This year, somewhat like last year, it has been about lockdowns, deserted streets and shuttered shops -- symbolic of the emptiness during what is generally a festive time.
The special Eid prayers will also not be the same.
In several cities, it has been decided that prayers will not be held in Eidgahs but in local mosques with social distancing norms.
At other places, calls have made urging people to offer Eid prayers at home.
"I appeal to all Muslims to perform Eid prayers following all local Covid-related protocols and guidelines. Do not gather in large numbers and it would be best that you perform prayers inside your homes," prominent Muslim body Jamiat Ulema-e-Hind president Maulana Arshad Madani told PTI.
In Delhi, two other prominent clerics -- Ahmed Bukhari of the Jama Masjid and Mufti Mukarram Ahmed of the Fatehpuri mosque -- have issued separate video appeals to Muslims to offer Eid prayers at home.
Social media is also abuzz with calls for celebrating Eid in accordance with Covid protocols with hashtags such as 'EidAtHome' and 'SayNoToEidShopping' doing the rounds on Twitter.
Madani said Muslims had acted with a lot of patience during Ramzan as many lost their loved ones, many saw their family members struggle in hospitals and many were infected by the dreaded virus themselves.
This Ramzan, several people also missed their fasts after getting infected by coronavirus and lamented about not being able to fast throughout the duration of the holy month.

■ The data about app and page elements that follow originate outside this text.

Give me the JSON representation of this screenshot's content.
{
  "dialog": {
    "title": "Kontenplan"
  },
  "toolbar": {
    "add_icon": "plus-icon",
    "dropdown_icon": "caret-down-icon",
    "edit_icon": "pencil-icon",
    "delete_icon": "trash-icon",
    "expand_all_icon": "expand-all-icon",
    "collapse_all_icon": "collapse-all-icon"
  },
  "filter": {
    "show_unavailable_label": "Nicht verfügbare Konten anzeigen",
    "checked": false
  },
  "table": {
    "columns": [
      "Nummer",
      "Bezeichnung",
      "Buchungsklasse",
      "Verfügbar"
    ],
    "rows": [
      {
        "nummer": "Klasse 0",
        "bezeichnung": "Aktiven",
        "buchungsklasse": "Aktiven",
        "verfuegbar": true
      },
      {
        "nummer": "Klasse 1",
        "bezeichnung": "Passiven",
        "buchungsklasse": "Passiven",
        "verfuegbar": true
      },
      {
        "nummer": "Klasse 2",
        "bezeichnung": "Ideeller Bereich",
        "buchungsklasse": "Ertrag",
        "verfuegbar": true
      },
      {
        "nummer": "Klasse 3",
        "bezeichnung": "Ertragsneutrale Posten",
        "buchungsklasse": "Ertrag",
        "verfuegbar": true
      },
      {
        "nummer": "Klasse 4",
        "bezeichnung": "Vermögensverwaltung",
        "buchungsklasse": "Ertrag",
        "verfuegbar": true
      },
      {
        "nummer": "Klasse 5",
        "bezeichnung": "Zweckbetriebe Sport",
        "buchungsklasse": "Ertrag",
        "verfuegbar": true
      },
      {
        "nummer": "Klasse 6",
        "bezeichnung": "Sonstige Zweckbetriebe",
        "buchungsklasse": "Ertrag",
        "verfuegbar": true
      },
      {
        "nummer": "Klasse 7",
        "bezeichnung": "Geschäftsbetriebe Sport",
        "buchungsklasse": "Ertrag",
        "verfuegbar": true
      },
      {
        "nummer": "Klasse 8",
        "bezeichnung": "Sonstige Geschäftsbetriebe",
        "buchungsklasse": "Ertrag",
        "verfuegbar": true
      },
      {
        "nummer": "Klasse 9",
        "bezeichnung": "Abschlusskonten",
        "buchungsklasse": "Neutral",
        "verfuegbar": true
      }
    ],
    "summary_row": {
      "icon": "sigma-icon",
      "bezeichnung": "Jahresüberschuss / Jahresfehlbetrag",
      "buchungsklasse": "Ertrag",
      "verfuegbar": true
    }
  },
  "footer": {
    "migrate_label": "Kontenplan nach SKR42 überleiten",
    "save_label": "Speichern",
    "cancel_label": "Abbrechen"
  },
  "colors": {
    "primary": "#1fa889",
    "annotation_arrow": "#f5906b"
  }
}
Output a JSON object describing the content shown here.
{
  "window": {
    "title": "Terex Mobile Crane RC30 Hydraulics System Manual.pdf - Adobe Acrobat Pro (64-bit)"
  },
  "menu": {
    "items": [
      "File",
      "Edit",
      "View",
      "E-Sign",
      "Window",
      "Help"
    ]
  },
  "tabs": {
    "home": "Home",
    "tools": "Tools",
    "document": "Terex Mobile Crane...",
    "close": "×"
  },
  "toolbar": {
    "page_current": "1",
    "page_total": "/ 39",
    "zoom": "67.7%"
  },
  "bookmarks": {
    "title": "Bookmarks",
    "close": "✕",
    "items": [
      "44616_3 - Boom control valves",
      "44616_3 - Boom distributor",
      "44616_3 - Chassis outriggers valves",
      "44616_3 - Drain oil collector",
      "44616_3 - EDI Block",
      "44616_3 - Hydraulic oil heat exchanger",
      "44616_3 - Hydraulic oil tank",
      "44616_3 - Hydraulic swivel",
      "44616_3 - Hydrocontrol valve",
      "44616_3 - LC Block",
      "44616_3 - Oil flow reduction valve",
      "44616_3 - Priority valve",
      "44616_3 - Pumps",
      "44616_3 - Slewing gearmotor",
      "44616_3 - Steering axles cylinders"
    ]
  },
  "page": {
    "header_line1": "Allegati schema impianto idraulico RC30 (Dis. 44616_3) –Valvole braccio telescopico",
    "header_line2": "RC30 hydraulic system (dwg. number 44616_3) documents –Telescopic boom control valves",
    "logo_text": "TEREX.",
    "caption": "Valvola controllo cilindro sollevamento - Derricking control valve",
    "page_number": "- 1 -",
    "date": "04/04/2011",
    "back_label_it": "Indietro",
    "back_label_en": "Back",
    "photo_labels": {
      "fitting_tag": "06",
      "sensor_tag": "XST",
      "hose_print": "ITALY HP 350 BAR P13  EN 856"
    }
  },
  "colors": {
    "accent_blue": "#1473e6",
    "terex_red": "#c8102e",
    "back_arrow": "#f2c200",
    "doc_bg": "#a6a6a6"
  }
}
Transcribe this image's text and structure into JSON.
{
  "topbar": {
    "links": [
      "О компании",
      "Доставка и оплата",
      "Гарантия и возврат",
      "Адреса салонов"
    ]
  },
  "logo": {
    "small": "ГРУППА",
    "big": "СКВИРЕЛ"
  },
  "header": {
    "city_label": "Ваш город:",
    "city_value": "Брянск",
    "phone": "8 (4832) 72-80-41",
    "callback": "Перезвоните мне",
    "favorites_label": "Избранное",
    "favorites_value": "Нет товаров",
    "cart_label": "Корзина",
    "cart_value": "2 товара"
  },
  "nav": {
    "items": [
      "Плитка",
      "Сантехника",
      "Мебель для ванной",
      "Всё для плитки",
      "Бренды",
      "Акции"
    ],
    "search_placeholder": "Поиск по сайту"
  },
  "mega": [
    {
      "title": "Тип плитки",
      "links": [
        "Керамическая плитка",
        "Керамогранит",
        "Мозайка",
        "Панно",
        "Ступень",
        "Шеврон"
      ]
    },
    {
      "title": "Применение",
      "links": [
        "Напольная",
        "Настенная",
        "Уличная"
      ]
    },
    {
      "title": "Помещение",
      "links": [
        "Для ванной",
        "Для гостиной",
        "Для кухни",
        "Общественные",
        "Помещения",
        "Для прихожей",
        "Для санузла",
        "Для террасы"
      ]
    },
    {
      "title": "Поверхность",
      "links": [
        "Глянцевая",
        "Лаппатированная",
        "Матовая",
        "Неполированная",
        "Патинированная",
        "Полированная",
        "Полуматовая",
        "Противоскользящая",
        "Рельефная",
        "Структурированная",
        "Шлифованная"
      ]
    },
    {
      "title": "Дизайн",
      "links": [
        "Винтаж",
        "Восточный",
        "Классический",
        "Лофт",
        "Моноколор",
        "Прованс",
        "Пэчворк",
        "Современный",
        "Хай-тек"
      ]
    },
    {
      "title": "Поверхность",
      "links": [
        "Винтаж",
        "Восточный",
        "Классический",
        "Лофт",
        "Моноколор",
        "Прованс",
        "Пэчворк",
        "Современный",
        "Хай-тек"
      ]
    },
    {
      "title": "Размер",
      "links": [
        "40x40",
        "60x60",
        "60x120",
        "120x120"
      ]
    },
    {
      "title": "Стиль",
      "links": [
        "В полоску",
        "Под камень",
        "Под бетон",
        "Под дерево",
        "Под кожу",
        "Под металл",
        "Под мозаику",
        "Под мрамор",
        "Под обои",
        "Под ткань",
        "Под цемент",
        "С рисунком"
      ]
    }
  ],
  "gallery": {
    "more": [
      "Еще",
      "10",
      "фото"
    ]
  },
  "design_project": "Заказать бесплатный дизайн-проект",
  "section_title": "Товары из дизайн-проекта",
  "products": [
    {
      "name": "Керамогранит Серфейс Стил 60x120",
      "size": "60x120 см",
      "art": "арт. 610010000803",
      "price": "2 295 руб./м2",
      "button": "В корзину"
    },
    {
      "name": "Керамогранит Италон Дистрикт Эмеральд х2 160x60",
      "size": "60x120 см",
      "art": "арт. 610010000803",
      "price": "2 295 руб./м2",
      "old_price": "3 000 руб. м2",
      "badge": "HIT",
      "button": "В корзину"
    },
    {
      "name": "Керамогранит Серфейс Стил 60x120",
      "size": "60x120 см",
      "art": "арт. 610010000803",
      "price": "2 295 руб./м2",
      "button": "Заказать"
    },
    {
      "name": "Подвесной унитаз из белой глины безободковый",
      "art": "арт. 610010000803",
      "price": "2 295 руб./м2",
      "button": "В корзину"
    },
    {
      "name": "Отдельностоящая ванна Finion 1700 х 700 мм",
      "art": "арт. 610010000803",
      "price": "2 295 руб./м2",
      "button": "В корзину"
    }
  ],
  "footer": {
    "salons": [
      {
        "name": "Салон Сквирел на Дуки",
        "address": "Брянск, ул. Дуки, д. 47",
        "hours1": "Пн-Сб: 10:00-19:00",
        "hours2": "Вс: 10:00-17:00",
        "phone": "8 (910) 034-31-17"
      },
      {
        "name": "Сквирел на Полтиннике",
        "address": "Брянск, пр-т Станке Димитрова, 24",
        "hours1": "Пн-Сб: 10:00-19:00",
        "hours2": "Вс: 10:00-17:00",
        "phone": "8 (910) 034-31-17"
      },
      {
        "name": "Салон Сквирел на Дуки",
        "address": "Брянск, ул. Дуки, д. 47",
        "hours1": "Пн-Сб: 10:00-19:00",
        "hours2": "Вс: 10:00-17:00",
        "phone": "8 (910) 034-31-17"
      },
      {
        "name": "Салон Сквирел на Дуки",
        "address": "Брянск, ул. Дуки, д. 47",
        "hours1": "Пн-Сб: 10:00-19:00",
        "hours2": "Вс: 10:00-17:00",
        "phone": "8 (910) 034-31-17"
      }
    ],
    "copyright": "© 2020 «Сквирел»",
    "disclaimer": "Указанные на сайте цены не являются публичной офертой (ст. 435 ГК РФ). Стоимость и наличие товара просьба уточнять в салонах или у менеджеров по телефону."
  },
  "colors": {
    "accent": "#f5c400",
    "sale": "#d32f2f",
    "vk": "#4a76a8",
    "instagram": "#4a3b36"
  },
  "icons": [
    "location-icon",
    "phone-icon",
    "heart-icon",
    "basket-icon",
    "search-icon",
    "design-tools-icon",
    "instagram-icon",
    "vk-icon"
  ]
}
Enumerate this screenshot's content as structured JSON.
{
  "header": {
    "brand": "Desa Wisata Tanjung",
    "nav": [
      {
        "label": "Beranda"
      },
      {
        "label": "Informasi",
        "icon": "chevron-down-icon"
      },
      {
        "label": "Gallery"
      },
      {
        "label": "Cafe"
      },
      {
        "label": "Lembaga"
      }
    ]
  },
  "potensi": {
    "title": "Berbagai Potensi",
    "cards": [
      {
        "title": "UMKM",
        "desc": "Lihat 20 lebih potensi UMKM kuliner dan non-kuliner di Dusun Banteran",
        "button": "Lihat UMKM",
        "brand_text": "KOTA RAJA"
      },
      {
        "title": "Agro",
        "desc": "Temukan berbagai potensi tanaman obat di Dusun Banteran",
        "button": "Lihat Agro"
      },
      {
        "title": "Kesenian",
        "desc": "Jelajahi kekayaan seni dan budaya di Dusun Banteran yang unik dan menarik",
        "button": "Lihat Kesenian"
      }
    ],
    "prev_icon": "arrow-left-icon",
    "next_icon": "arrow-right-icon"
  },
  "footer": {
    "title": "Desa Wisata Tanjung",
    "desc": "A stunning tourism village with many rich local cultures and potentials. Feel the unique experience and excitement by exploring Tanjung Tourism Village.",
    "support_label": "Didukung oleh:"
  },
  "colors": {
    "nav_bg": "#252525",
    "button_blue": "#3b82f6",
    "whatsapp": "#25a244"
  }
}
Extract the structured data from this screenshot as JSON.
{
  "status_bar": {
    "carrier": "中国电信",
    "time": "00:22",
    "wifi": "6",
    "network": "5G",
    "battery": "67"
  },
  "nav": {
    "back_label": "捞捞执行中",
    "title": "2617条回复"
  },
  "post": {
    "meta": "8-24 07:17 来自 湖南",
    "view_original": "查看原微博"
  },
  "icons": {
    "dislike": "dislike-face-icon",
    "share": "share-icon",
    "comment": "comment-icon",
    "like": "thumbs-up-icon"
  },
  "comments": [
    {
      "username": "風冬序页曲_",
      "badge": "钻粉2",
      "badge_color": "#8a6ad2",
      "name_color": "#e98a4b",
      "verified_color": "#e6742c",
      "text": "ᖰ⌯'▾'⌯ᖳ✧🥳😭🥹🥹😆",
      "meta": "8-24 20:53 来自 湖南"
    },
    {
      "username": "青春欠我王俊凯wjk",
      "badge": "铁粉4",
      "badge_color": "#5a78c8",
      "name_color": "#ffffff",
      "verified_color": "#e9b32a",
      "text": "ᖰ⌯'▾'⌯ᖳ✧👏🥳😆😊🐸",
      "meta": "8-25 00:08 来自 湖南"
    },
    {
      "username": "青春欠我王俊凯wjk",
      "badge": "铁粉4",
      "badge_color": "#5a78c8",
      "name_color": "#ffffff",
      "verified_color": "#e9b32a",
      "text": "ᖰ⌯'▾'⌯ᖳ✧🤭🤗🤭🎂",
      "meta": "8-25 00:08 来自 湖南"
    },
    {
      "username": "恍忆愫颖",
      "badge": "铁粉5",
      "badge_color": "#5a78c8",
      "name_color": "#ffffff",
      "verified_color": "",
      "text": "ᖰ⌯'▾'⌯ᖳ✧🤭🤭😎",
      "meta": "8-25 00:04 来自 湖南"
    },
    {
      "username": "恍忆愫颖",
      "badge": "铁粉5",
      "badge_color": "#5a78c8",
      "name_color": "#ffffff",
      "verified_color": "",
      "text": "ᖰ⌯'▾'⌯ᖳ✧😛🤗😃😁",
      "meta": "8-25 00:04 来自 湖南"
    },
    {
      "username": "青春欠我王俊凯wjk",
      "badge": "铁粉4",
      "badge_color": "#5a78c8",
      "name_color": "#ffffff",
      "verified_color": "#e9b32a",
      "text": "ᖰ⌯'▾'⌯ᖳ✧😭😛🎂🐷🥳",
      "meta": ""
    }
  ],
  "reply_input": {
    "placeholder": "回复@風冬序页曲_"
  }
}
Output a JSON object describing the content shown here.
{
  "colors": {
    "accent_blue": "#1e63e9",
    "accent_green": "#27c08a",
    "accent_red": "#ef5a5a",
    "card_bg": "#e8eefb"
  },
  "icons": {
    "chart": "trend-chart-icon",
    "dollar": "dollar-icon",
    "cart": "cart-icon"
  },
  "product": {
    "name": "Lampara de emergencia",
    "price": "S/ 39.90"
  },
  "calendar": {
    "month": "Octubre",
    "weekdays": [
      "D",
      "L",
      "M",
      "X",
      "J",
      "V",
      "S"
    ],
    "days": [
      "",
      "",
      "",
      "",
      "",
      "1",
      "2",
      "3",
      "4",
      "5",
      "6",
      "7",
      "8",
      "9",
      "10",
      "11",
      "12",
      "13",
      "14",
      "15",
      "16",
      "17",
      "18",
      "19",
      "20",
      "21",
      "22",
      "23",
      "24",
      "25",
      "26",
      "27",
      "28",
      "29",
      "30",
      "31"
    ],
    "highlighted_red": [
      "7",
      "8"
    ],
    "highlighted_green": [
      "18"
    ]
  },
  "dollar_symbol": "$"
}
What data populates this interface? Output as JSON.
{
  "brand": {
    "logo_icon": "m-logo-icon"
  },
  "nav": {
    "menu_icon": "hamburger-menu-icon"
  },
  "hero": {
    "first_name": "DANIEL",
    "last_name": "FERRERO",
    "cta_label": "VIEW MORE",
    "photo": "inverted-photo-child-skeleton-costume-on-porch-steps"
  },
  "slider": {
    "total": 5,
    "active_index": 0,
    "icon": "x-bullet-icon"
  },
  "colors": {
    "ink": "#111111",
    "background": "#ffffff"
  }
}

"I usually never miss any Ramzan fasts, but this year I could not keep fasts after the first week as I tested positive for COVID-19. It was frustrating to miss out on fasts," Saad Majeed, a resident of Dwarka, said.
"Having been infected with coronavirus and then not being able to fast was a double whammy that took time to come to terms with," he told PTI.
The going has been tough in many different ways.
While middle and upper class homes struggled to come to terms with the social and emotional toll of the pandemic, the poor and the needy worked to make ends meet.
"Ramzan always brings cheer in our otherwise full of struggles life, but for two years we have been robbed of that.
This year was even more dreadful as so many in my family got infected by this virus," said Shaheen Bano, a domestic help and mother of six.
"Also, financially we are struggling as many households have asked me not to come for the fear of the virus.
We begin our fast just by drinking water and don't know whether our family will have enough for iftar'," she said.
With lockdown in several places as Eid approaches, medium and small traders have also been feeling the pinch with their businesses and shops taking a serious hit.
As Muslims mark the end of the holy month and head for Eid, there is just one thing on everyone's mind -- to pray for this pandemic to end.
Ramzan is the ninth month of the Islamic calendar during which Muslims worldwide refrain from eating and drinking from dawn to dusk and end their fast in the evening.